Teva Failed to Report Key Business Setback Before Its Poor Earnings Report

Negotiations with major wholesaler that resulted in big price cutbacks were completed at least five weeks before drug maker acknowledged

An employee collects pills from a machine at a Teva Pharmaceuticals production plant in Jerusalem, September 19, 2011.
An employee collects pills from a machine at a Teva Pharmaceuticals production plant in Jerusalem, September 19, 2011. Adam Reynolds/Bloomberg

Teva Pharmaceuticals was aware that its U.S. generics business had suffered a significant setback, but kept that information from investors for five weeks, until it released its second-quarter financial statement.

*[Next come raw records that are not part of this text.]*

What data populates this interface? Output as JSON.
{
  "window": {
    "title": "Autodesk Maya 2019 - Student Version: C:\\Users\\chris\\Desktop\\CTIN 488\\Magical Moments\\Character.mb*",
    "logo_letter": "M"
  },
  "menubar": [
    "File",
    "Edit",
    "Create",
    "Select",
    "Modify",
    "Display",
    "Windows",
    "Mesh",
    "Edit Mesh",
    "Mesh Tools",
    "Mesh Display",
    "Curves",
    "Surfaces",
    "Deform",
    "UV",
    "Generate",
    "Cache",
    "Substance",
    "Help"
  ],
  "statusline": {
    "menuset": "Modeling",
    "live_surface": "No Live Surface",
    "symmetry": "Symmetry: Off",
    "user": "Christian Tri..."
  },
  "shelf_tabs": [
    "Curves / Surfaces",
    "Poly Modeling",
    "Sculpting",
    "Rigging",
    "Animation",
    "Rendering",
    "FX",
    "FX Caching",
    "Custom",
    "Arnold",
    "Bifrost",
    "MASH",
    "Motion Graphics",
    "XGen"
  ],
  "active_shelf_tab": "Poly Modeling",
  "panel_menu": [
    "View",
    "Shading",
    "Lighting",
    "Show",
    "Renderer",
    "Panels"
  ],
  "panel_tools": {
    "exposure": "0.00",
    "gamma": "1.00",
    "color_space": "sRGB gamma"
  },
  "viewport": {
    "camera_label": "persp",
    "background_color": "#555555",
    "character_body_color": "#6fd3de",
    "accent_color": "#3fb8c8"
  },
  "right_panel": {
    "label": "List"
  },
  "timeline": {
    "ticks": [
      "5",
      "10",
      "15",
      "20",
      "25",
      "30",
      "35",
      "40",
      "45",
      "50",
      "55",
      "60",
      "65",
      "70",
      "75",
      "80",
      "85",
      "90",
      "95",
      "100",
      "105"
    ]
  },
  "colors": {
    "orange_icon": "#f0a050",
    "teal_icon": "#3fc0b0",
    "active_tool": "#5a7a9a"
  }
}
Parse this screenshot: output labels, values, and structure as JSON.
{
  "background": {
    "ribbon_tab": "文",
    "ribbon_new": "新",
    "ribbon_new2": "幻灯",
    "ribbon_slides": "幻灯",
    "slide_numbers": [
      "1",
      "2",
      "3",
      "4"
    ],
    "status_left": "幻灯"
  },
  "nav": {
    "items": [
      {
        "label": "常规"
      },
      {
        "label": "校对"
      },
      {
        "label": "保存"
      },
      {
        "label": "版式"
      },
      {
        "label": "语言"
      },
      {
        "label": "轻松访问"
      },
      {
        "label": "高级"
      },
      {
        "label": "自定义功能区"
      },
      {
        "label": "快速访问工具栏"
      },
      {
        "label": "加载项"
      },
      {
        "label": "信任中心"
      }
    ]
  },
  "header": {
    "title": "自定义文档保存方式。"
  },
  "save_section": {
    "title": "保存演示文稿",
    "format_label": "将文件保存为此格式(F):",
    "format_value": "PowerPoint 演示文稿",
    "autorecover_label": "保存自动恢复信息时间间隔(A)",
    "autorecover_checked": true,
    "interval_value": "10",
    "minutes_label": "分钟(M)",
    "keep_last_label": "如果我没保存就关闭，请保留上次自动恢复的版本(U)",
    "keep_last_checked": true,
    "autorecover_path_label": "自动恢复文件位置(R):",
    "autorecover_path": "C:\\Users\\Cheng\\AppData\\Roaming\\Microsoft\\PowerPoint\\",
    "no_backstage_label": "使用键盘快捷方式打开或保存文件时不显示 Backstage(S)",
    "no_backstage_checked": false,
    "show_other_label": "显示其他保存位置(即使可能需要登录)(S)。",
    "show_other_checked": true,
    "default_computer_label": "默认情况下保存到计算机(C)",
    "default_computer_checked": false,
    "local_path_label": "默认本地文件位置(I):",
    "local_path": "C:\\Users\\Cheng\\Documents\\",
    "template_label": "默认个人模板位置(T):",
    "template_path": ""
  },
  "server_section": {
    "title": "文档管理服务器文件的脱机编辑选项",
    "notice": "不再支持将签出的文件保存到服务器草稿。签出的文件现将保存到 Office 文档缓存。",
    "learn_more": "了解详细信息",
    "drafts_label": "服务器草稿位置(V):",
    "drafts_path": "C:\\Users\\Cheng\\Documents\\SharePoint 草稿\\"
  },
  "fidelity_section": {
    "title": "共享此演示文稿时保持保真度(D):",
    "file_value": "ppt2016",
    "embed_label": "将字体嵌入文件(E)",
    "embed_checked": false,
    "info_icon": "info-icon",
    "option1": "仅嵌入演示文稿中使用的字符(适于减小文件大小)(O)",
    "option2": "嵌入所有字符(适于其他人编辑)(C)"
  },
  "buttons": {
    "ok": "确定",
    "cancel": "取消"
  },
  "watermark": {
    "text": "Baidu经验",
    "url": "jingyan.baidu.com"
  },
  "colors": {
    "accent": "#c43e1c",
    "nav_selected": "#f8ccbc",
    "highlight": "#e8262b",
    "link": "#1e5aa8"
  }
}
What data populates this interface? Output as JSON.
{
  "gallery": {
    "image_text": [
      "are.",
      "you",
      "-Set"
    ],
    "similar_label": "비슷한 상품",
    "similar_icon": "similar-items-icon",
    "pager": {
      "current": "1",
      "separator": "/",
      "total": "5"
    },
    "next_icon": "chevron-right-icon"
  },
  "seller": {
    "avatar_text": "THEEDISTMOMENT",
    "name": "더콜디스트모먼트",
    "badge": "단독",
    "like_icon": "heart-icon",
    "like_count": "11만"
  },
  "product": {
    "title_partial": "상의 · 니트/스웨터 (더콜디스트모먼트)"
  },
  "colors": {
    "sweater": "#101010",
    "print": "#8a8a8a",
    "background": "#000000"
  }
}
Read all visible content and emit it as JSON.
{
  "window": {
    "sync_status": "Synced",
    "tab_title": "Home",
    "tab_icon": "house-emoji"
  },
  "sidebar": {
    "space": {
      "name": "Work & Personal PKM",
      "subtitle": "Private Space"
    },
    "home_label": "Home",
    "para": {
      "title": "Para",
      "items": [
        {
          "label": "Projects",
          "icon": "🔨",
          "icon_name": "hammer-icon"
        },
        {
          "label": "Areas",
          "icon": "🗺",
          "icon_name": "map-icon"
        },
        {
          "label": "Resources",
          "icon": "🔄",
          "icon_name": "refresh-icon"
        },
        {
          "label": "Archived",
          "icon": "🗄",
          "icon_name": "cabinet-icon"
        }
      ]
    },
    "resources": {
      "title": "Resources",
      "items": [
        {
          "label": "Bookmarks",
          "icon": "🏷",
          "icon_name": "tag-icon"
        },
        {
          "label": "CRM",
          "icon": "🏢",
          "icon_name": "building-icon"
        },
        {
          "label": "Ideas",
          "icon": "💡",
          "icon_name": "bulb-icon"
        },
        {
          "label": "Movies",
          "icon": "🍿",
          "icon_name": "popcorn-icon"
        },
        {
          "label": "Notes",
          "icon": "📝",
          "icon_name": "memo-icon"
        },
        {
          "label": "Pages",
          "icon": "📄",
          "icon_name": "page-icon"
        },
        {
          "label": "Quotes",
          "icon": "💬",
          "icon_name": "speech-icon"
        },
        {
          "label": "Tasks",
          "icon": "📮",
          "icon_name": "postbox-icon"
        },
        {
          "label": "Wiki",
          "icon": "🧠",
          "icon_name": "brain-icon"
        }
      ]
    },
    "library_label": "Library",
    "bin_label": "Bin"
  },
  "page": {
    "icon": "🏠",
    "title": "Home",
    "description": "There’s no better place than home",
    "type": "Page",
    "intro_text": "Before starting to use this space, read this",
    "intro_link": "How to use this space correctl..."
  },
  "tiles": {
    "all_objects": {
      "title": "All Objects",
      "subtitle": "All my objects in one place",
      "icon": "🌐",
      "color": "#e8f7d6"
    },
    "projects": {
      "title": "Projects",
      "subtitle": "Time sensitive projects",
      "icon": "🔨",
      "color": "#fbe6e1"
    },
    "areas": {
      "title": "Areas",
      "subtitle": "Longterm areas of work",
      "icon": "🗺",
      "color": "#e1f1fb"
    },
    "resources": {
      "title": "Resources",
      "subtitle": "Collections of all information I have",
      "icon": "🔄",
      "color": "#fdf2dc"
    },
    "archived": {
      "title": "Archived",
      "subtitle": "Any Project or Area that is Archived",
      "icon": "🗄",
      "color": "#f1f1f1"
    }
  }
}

In a conference call with analysts shortly after last Thursday's earnings report, Teva CEO Yitzhak Peterburg acknowledged for the first time that the company had been forced to lower the prices at which it sold drugs to wholesalers Walmart and McKesson at some time during the second quarter, which ended June 30.

A year earlier the two big buyers had connected to form a single joint purchasing venture called ClarusOne and used their immense bargaining power to squeezed Teva on prices.

“This development and other new contracts had a greater-than-expected negative impact on our Q2 results and especially on the outlook for the remainder of the year,” Peterburg told analysts last Thursday.

The setback in the key U.S. generics market was one of three reasons that the company cited for its weak second-quarter results and a giant $6.1 billion write down for goodwill on its U.S. generics business.

The others were political upheaval in Venezuela, which cost $20 million of net profit, and a new program by the U.S. Food and Drug Administration to speed up generic approvals, pushing more products on to the market and heightening competition.

Information on these two developments was publicly available, but the CalrusOne negotiations were not and they were the most important of the three factors weighing on Teva. The surprise disclosure from Teva – confirming its long history of less-than-transparent reporting – was certainly one of the factors behind the mass selloff of Teva shares since last week.

When RBC Capital downgraded Teva from Outperform to Underperform on Friday and slashed its price target to $21 from $37, analyst Randall Stanicky signaled doubts about the company’s transparency, among other things.

“The magnitude of the reduction and low quality results combined with leverage risk and lack of confidence in Teva’s ability to forecast the business make a turnaround within 12-18 months unlikely,” he wrote in a note last Friday. ”Potential for further downside remains.”

On Wednesday Teva ended 1.2% down at 65.67 shekels ($18.26) on the Tel Aviv Stock Exchange. In New York, they it was down a sharper 3.4% at $17.67 in late trading. The decline caps a 43% drop since last Thursday, wiping out some $13 billion in value for shareholders.

Equity analysts have been eager to lower Teva’s target price and share rating, and bond rating agencies have followed suit, lowering Teva debt to near-junk status.

Teva’s second-quarter statement came as a huge surprise to the analysts who had been hearing from management until last Thursday that U.S. generics sales would grow about 5% in the second half of the year. But on Thursday they admitted that U.S. generics sales would decline this year, hold steady in 2018 and 2019, and then show modest 2% annual growth in 2020.

Teva‘s failure to disclose the key contract talks doesn’t create any legal problems because of a legal loophole for shares like Teva that are dual-listed in New York and Tel Aviv.

On the one hand, U.S. securities regulations say those companies must only abide by the disclosure requirements of their home countries; on the other, Israel securities law exempts them from Israeli reporting requirements. That includes Rule 36, which requires immediate disclose of “any event that deviates from the ordinary business of the corporation.”